Task requirements - Leaving out the pictures, please reproduce exactly and only the lines from the one that contains "Convert this screenshot" through the last line below.

Data for analysis -
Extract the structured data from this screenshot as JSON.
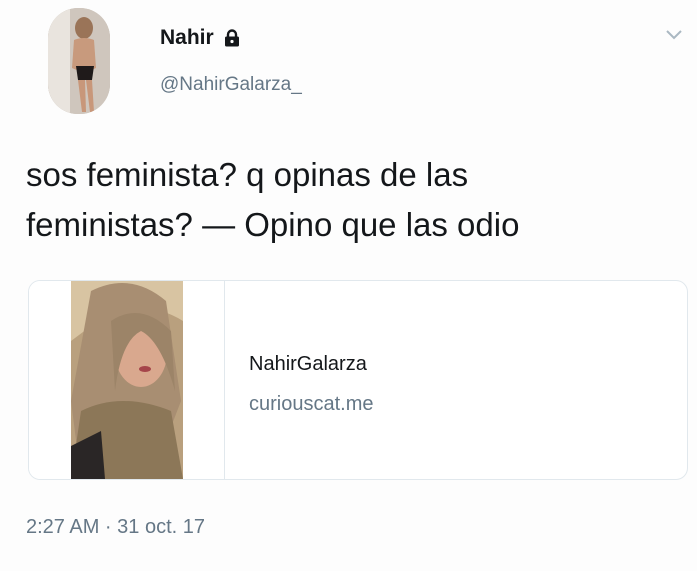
{
  "author": {
    "display_name": "Nahir",
    "handle": "@NahirGalarza_",
    "protected_icon": "lock-icon"
  },
  "menu_icon": "chevron-down-icon",
  "tweet": {
    "text_line_1": "sos feminista? q opinas de las",
    "text_line_2": "feministas? — Opino que las odio",
    "timestamp": "2:27 AM · 31 oct. 17"
  },
  "card": {
    "title": "NahirGalarza",
    "domain": "curiouscat.me"
  },
  "colors": {
    "text_primary": "#14171a",
    "text_secondary": "#657786",
    "border": "#e1e8ed"
  }
}
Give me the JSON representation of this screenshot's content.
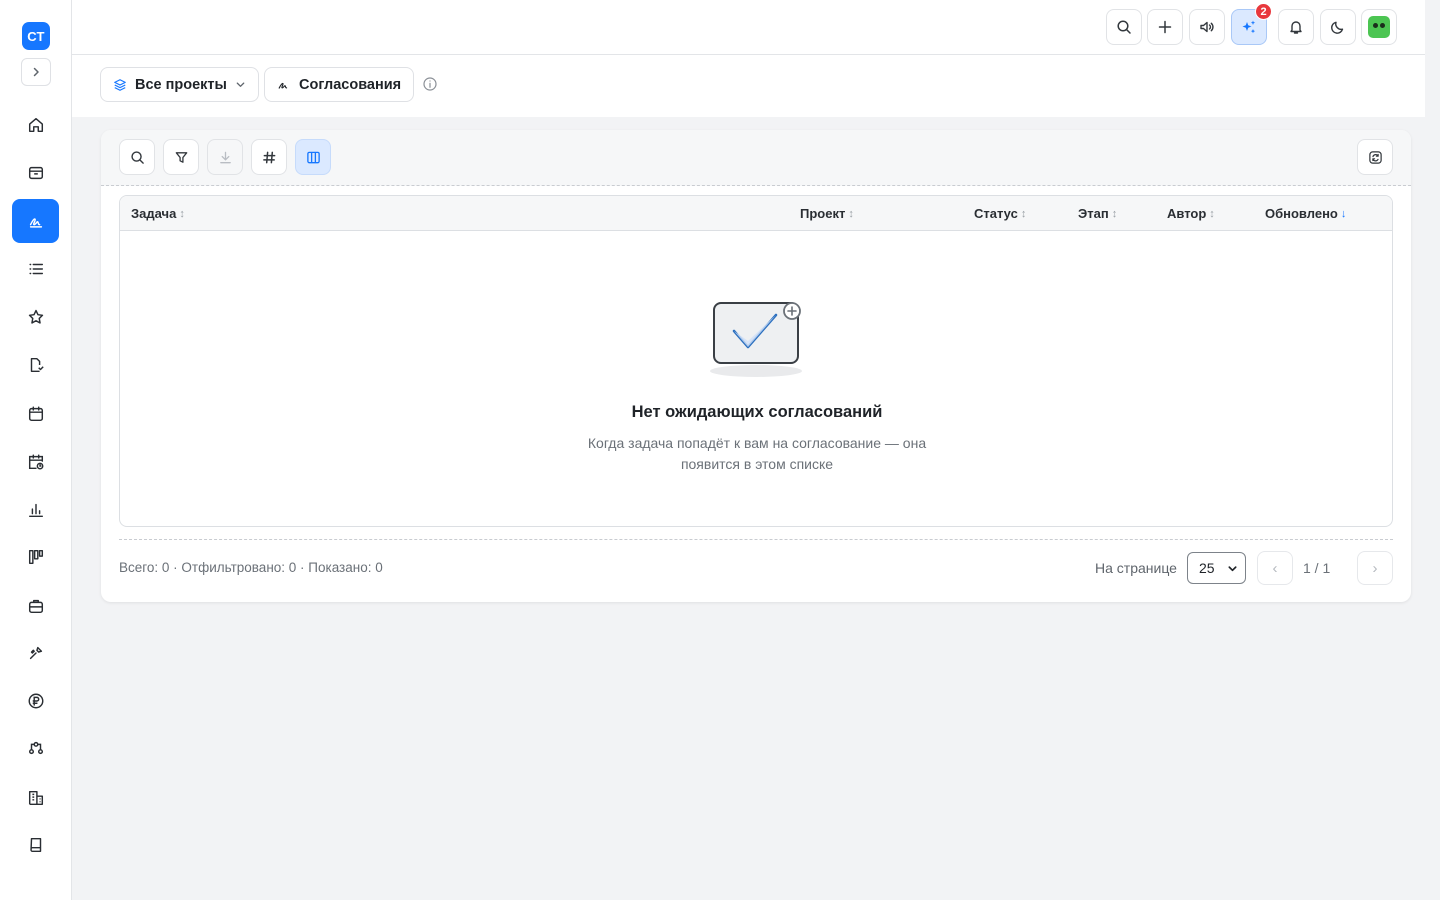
{
  "app": {
    "logo_text": "СТ"
  },
  "sidebar": {
    "items": [
      {
        "name": "home",
        "icon": "home-icon"
      },
      {
        "name": "inbox",
        "icon": "inbox-icon"
      },
      {
        "name": "approvals",
        "icon": "signature-icon",
        "active": true
      },
      {
        "name": "list",
        "icon": "list-icon"
      },
      {
        "name": "favorites",
        "icon": "star-icon"
      },
      {
        "name": "documents",
        "icon": "document-icon"
      },
      {
        "name": "calendar",
        "icon": "calendar-icon"
      },
      {
        "name": "schedule",
        "icon": "calendar-clock-icon"
      },
      {
        "name": "reports",
        "icon": "bar-chart-icon"
      },
      {
        "name": "kanban",
        "icon": "kanban-icon"
      },
      {
        "name": "portfolio",
        "icon": "briefcase-icon"
      },
      {
        "name": "tools",
        "icon": "tools-icon"
      },
      {
        "name": "finance",
        "icon": "ruble-icon"
      },
      {
        "name": "workflows",
        "icon": "nodes-icon"
      },
      {
        "name": "companies",
        "icon": "building-icon"
      },
      {
        "name": "knowledge-base",
        "icon": "book-icon"
      }
    ]
  },
  "topbar": {
    "ai_badge_count": "2"
  },
  "subbar": {
    "projects_label": "Все проекты",
    "section_label": "Согласования"
  },
  "table": {
    "columns": [
      {
        "label": "Задача",
        "sort": "↕"
      },
      {
        "label": "Проект",
        "sort": "↕"
      },
      {
        "label": "Статус",
        "sort": "↕"
      },
      {
        "label": "Этап",
        "sort": "↕"
      },
      {
        "label": "Автор",
        "sort": "↕"
      },
      {
        "label": "Обновлено",
        "sort": "↓"
      }
    ],
    "rows": [],
    "empty_title": "Нет ожидающих согласований",
    "empty_description": "Когда задача попадёт к вам на согласование — она появится в этом списке"
  },
  "footer": {
    "stats": "Всего: 0 · Отфильтровано: 0 · Показано: 0",
    "per_page_label": "На странице",
    "per_page_value": "25",
    "prev_label": "‹",
    "next_label": "›",
    "page_indicator": "1 / 1"
  },
  "colors": {
    "accent": "#1677ff",
    "badge": "#e8383d",
    "background": "#f2f3f5"
  }
}
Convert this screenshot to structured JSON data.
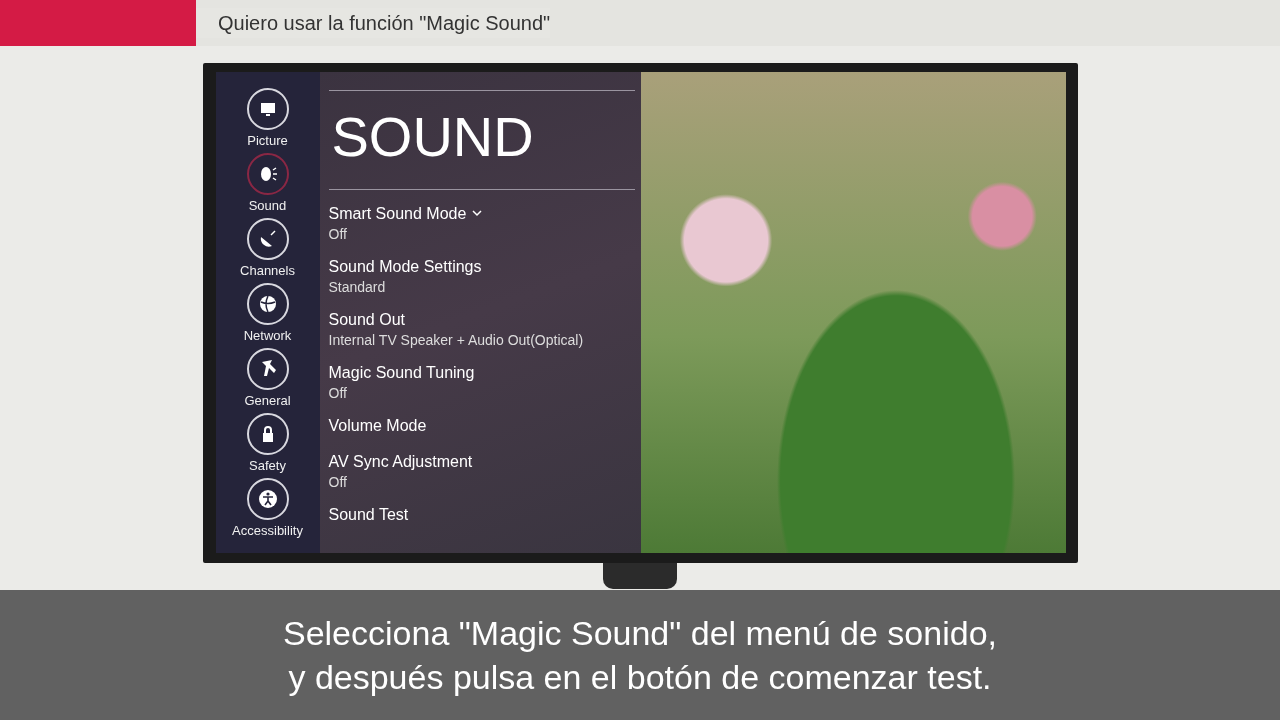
{
  "header": {
    "title": "Quiero usar la función \"Magic Sound\""
  },
  "tv": {
    "sidebar": [
      {
        "label": "Picture",
        "selected": false
      },
      {
        "label": "Sound",
        "selected": true
      },
      {
        "label": "Channels",
        "selected": false
      },
      {
        "label": "Network",
        "selected": false
      },
      {
        "label": "General",
        "selected": false
      },
      {
        "label": "Safety",
        "selected": false
      },
      {
        "label": "Accessibility",
        "selected": false
      }
    ],
    "menu_title": "SOUND",
    "menu_items": [
      {
        "title": "Smart Sound Mode",
        "value": "Off",
        "expandable": true
      },
      {
        "title": "Sound Mode Settings",
        "value": "Standard",
        "expandable": false
      },
      {
        "title": "Sound Out",
        "value": "Internal TV Speaker + Audio Out(Optical)",
        "expandable": false
      },
      {
        "title": "Magic Sound Tuning",
        "value": "Off",
        "expandable": false
      },
      {
        "title": "Volume Mode",
        "expandable": false
      },
      {
        "title": "AV Sync Adjustment",
        "value": "Off",
        "expandable": false
      },
      {
        "title": "Sound Test",
        "expandable": false
      }
    ]
  },
  "subtitle": [
    "Selecciona \"Magic Sound\" del menú de sonido,",
    "y después pulsa en el botón de comenzar test."
  ]
}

Answer to the exercise -
Convert this screenshot to structured JSON data.
{
  "header": {
    "title": "Quiero usar la función \"Magic Sound\""
  },
  "tv": {
    "sidebar": [
      {
        "label": "Picture",
        "selected": false
      },
      {
        "label": "Sound",
        "selected": true
      },
      {
        "label": "Channels",
        "selected": false
      },
      {
        "label": "Network",
        "selected": false
      },
      {
        "label": "General",
        "selected": false
      },
      {
        "label": "Safety",
        "selected": false
      },
      {
        "label": "Accessibility",
        "selected": false
      }
    ],
    "menu_title": "SOUND",
    "menu_items": [
      {
        "title": "Smart Sound Mode",
        "value": "Off",
        "expandable": true
      },
      {
        "title": "Sound Mode Settings",
        "value": "Standard",
        "expandable": false
      },
      {
        "title": "Sound Out",
        "value": "Internal TV Speaker + Audio Out(Optical)",
        "expandable": false
      },
      {
        "title": "Magic Sound Tuning",
        "value": "Off",
        "expandable": false
      },
      {
        "title": "Volume Mode",
        "expandable": false
      },
      {
        "title": "AV Sync Adjustment",
        "value": "Off",
        "expandable": false
      },
      {
        "title": "Sound Test",
        "expandable": false
      }
    ]
  },
  "subtitle": [
    "Selecciona \"Magic Sound\" del menú de sonido,",
    "y después pulsa en el botón de comenzar test."
  ]
}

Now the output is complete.